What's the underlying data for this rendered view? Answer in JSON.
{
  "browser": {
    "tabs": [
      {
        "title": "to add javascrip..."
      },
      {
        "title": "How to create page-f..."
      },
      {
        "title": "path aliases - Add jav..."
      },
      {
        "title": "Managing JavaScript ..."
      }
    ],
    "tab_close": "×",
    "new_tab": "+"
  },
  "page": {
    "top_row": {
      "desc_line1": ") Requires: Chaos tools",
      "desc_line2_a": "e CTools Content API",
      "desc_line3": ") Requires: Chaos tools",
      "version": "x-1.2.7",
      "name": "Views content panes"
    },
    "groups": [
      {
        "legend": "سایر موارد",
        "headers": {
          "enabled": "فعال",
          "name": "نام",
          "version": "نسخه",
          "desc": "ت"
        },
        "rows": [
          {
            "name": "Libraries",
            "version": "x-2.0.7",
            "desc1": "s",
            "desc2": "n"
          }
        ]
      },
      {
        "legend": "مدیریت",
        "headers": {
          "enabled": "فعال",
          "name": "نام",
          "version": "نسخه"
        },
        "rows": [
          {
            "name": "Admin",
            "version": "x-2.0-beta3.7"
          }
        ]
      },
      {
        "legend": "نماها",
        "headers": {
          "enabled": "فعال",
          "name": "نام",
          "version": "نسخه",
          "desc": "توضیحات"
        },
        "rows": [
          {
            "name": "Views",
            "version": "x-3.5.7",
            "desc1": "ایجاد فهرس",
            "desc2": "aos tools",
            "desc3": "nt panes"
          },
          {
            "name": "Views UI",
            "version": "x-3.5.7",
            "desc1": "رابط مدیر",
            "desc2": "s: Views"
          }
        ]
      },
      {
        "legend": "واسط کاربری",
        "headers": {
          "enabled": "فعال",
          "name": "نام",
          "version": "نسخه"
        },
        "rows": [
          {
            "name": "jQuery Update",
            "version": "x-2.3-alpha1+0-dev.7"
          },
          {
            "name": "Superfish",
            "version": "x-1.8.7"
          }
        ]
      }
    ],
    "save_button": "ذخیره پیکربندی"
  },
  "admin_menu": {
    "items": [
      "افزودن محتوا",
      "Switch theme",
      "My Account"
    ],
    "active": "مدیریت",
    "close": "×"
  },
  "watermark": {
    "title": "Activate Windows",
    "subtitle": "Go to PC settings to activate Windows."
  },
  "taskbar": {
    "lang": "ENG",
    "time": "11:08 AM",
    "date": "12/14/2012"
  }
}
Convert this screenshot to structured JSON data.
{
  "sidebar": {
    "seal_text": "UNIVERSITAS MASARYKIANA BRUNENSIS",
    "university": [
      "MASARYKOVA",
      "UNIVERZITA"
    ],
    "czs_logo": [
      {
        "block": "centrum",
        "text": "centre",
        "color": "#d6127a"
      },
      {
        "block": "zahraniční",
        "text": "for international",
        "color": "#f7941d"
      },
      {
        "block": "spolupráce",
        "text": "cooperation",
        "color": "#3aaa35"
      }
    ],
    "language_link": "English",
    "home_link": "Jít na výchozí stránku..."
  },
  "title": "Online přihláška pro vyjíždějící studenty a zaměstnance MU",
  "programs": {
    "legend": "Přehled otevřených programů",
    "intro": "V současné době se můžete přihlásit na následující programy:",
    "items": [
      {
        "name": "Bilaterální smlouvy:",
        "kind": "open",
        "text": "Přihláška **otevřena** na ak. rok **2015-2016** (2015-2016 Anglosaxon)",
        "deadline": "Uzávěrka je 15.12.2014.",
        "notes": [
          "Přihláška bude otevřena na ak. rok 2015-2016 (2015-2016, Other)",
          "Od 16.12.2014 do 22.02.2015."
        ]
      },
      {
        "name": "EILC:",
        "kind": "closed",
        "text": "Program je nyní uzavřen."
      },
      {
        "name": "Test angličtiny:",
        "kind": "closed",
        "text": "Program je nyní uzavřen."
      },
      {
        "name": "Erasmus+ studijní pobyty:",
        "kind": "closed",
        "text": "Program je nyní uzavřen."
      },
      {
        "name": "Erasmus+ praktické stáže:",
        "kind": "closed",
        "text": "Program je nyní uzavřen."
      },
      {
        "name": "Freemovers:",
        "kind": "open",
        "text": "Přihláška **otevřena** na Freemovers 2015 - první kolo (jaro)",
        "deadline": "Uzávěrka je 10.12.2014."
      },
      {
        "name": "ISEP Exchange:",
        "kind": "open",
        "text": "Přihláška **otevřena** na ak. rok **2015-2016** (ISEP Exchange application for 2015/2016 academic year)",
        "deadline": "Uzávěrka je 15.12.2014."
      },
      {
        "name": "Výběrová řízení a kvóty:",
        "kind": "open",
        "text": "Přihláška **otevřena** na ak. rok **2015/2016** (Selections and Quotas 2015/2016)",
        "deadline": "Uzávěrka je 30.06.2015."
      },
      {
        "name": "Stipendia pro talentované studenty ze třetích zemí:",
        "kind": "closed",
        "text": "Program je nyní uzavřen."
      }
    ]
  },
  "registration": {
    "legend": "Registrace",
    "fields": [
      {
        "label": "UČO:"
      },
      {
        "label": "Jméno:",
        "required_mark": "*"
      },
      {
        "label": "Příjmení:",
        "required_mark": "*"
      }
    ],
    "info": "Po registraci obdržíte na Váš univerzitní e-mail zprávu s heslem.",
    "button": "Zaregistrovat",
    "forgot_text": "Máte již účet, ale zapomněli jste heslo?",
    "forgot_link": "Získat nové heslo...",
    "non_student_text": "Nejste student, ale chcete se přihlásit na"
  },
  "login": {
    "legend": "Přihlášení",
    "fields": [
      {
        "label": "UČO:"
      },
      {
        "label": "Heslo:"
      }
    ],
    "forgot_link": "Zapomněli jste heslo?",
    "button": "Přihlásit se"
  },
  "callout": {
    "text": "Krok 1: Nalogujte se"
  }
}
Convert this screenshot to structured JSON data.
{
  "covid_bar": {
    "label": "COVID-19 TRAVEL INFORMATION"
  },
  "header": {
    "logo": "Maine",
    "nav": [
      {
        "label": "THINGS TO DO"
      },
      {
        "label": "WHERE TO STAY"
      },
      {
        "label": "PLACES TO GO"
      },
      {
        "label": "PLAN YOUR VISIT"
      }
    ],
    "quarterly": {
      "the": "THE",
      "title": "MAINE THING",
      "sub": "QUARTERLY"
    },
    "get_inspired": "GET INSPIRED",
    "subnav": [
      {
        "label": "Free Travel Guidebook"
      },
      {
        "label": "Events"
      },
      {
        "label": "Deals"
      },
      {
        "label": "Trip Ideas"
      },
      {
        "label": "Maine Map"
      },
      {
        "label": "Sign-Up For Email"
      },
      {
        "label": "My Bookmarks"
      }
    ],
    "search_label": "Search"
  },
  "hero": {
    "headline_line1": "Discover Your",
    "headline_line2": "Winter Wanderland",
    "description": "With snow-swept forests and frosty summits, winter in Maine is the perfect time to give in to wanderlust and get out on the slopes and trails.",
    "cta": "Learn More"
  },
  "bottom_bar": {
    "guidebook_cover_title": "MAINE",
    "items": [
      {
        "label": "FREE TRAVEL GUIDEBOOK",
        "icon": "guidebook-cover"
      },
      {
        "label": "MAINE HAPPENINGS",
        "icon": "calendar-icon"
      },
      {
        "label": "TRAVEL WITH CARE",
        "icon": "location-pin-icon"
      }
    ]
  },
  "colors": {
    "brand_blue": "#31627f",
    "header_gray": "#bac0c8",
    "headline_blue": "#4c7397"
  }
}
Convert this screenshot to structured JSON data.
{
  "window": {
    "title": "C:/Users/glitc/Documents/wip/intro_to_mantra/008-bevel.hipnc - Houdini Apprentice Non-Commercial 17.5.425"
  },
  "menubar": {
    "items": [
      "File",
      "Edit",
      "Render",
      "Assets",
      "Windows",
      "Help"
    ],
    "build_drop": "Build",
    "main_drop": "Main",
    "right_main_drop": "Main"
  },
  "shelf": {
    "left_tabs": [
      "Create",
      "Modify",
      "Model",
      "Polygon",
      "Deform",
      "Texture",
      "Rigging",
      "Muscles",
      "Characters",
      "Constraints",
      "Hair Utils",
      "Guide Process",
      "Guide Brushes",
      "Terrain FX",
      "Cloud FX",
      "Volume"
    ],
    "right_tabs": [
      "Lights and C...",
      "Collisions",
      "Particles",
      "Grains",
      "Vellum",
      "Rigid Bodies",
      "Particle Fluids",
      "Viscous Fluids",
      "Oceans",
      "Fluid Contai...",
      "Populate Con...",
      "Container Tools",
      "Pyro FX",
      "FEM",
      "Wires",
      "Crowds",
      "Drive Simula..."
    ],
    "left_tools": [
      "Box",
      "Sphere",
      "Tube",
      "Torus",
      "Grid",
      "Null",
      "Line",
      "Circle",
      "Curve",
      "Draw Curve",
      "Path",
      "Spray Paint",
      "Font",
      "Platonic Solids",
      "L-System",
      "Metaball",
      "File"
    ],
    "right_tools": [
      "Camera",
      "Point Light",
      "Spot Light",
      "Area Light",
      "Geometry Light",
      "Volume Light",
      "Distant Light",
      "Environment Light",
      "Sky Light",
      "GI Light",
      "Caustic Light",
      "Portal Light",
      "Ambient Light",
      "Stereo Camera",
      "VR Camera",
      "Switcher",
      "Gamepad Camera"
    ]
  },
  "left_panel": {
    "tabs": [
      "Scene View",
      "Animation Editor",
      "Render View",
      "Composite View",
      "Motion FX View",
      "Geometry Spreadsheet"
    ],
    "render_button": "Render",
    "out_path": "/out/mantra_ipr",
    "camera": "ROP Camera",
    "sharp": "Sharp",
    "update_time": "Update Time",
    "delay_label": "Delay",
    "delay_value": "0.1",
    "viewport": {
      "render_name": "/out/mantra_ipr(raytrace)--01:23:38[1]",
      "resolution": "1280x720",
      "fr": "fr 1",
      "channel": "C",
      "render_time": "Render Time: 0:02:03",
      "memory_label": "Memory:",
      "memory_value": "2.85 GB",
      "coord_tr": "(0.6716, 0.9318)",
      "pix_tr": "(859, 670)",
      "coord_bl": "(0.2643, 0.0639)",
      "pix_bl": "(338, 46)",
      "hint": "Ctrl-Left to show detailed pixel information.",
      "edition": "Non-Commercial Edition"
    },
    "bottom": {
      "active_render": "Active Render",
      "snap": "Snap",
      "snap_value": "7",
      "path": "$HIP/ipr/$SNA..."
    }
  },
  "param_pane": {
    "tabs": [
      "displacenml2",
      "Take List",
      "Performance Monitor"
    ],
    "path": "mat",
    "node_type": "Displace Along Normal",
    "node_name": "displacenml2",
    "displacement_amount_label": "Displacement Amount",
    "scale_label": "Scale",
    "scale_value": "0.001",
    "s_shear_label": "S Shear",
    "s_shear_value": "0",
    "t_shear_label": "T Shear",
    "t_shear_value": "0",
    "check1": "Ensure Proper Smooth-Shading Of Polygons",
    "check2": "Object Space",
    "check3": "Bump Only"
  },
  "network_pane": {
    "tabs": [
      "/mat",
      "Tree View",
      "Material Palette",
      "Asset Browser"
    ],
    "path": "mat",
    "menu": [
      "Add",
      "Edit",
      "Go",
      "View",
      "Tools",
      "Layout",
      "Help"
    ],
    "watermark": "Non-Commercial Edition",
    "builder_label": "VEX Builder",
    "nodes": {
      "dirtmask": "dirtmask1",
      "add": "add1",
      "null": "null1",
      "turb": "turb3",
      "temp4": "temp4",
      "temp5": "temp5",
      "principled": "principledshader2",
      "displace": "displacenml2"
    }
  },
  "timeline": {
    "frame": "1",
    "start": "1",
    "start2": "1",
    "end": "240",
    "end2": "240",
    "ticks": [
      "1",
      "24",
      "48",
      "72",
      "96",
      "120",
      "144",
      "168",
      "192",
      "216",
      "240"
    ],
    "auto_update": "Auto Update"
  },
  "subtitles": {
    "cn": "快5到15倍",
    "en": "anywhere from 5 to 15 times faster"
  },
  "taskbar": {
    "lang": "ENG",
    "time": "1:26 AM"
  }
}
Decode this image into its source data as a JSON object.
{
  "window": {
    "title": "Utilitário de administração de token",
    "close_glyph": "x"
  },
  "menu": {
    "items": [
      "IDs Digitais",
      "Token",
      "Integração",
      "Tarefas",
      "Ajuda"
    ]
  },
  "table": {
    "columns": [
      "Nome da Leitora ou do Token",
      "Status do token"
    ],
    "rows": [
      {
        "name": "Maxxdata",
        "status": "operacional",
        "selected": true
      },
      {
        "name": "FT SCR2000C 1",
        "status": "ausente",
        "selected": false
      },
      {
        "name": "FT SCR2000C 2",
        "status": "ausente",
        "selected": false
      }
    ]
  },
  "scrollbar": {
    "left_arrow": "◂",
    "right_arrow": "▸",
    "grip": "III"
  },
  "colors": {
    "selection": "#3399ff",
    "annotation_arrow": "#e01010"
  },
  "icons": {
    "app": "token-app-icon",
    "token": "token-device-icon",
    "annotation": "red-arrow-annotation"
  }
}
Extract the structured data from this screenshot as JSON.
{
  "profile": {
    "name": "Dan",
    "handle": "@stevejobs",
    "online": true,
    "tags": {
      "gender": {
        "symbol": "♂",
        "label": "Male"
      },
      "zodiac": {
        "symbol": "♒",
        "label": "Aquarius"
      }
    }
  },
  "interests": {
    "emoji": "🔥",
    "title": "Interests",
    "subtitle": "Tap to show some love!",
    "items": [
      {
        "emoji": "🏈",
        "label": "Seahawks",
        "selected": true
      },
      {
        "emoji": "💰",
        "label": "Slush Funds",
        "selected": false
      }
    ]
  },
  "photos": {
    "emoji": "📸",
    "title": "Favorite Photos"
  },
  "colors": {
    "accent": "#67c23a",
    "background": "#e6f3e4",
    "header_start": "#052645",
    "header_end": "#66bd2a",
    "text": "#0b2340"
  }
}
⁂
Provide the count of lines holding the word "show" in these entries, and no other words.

2